THE Ipswich Jets are determined to prove sport can lead the way to improving race relations between indigenous and other Australians.
The Jets' home game against Souths-Logan at North Ipswich Reserve this afternoon doubles as the club's Indigenous Appreciation round.
The Jets have a high representation of indigenous talent, including captain Keiron Lander, vice-captain Ian Lacey, Brendon Marshall, Donald Malone, Javarn White and Kurtis Lingwoodock in the top grade alone.
Mr Lander, who works for the Institute for Urban Indigenous Health, says the Jets can help give future generations of indigenous Australians a better chance at equality.
"It's about more than rugby league," Mr Lander said. "It's history and culture, especially for the young ones."
Mr Lander, who was raised by his Aboriginal grandmother in south-west Queensland, has been on the receiving end of racism.

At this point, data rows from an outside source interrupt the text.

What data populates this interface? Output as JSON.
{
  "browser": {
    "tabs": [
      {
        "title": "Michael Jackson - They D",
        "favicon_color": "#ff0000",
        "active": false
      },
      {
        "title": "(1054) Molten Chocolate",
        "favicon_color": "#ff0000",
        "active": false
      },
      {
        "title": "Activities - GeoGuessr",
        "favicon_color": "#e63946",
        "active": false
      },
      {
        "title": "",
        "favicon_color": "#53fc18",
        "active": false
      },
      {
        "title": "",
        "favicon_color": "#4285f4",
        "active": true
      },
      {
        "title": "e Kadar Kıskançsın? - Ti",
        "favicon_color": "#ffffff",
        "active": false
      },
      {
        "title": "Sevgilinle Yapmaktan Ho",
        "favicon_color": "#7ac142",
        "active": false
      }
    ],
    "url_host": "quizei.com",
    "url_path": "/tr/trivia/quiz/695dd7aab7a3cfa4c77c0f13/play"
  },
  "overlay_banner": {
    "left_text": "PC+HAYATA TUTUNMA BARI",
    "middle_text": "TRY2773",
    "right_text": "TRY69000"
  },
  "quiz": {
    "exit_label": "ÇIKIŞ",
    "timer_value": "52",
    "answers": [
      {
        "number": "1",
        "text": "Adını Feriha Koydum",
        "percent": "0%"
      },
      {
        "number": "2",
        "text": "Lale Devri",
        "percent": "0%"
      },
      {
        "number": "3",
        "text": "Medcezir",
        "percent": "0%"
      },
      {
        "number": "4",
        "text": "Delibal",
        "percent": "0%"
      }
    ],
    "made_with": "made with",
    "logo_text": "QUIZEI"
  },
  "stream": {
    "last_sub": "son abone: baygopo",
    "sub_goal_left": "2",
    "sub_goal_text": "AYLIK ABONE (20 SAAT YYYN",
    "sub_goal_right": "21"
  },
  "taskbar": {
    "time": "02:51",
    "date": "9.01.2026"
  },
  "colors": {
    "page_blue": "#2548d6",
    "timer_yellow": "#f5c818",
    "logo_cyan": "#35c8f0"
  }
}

"It's not so much the names as the way they say it," he said.
"I've felt that, so imagine guys that get it all the time."
He is just glad his grandmother insisted he go to school and apply himself. Mr Lander believes education is the key to ending the divide, but is something that is being largely ignored in schools.
It is why he and the Jets are so keen to set the example for others to follow.
"Sport is so influential on our culture," he said.
"It's a driver for us and can be a key to education, employment, networks and partnerships. From that we can create more opportunities for our young ones.
"One thing we don't have is Aboriginal history being taught. Kids are taught about Anzac Day and the Queen's Birthday, but not the history of Aborigines and Torres Straight Islanders.
"It's not about holding a grudge but about acknowledging our history and working hard to move forward rather than have Aborigines keep battling."
Entry to the Jets game is free and features indigenous dancers. The Colts game is at 10.30am with the main game from 2.30pm.